Most people who have SAD experience symptoms of it in the cold, dreary winter months. If you're suffering from winter SAD, you may lack energy, feel lonely and lose interest in things that once brought you joy. Once the weather gets warmer, though, those symptoms seem to go away.
But about 1 percent of people who suffer from SAD experience symptoms in the summertime. Although sometimes the symptoms can look similar to those of someone suffering from wintertime SAD, they usually take a bit of a different form.
If the summer months make you feel jittery or anxious, make you lose your appetite or bring on bouts of insomnia, this may be what's going on.
As Alfred Lewy, MD, explains to Health.com, our bodies are experiencing a "delay adjusting to new seasons."
In other words, due to a chemical imbalance in the brain, you can't quite catch up to the changing seasons and your body reacts accordingly.
Of course, your summer blues could be for other reasons, too. Perhaps Instagram and Snapchat are making it look like everyone is having a blast, and you're stuck inside working a sh*tty summer job. Or maybe you don't feel quite as confident in your swimsuit as you wish you did.
In any case, if you're feeling down in the summer months, try to get to the bottom of what's going on.
What do you do if you think you're suffering from summertime SAD?
Because more people suffer from symptoms of SAD in the winter, more emphasis has been placed on figuring out how to treat it -- which is why light therapy exists.
If summer is what's getting you down, of course, light therapy will make everything worse. There isn't any official treatment just yet except staying inside.
While scientists have toyed with the idea of cold therapy, some issues could arise with that.
As psychiatry professor Normal Rosenthal explains to Science Of Us,
The trouble with cold therapy, which might be seen as the equivalent of light therapy, is that it doesn't seem to last. If you're in the cool air conditioning, it helps you while you're in it, but then when you go outside — my patients have described it as being hit by a wall of heat.
If you ask me, your best bet is to spend at least some portion of the long summer days inside with the curtains drawn. It's better than nothing.

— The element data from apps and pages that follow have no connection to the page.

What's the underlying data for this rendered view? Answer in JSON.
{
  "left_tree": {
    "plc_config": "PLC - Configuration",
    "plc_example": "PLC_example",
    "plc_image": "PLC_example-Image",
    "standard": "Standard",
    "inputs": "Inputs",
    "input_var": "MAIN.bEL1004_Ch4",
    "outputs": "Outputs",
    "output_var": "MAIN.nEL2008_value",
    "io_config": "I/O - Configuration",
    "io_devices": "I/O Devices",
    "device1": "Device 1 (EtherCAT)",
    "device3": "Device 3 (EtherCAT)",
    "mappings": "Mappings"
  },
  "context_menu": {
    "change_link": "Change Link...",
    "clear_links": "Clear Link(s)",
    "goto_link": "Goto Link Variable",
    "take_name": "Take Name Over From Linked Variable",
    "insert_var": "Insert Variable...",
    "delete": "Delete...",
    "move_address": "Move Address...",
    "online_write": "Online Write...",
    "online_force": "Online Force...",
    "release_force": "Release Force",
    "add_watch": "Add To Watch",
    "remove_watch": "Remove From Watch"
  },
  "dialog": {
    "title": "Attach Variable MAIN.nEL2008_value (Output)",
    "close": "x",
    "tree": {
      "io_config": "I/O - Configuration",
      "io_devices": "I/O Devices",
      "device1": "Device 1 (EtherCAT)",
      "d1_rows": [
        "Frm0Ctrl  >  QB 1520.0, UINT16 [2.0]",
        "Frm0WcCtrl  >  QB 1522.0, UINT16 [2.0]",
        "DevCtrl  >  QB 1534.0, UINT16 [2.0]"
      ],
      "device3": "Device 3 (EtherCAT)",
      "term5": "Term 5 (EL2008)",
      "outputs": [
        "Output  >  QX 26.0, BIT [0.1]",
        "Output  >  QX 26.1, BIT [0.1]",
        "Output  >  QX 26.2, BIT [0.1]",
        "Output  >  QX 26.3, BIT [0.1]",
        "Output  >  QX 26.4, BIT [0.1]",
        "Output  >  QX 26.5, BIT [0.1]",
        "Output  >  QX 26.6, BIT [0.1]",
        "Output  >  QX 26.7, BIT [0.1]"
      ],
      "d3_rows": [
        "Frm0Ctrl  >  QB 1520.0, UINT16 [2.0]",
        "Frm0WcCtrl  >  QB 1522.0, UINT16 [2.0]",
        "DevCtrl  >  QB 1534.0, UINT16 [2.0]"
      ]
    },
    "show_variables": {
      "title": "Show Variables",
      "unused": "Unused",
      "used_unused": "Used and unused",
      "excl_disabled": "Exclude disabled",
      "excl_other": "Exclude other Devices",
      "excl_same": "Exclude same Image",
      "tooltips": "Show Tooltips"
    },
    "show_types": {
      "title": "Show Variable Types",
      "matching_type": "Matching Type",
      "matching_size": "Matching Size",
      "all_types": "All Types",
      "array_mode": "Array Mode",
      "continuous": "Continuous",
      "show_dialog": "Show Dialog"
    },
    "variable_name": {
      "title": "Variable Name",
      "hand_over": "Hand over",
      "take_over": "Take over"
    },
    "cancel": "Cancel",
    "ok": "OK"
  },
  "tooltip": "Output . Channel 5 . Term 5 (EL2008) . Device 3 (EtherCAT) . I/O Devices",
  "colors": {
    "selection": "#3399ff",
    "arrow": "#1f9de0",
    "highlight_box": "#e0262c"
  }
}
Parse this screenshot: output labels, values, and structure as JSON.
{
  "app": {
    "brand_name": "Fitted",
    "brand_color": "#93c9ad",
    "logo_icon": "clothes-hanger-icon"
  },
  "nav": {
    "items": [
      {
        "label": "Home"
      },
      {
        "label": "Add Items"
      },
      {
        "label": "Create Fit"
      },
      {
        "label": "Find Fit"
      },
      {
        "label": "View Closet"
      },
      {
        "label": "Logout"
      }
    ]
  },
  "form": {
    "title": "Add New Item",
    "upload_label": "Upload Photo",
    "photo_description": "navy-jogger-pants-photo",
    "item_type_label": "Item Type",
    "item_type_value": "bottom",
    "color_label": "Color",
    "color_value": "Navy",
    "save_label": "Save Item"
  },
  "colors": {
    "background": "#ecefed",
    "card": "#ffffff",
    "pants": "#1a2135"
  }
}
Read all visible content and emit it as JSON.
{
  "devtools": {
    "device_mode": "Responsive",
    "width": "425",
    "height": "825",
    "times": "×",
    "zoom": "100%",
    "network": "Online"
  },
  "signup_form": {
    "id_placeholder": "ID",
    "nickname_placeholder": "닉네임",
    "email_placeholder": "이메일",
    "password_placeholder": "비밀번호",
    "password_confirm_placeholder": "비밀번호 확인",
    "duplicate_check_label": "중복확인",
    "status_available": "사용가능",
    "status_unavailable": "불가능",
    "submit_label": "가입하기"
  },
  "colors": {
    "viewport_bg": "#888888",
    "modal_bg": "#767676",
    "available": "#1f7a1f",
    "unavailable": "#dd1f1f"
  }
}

If you think you suffer from summer depression, don't be afraid to talk to your doctor about it. Like any form of depression, it should be taken seriously.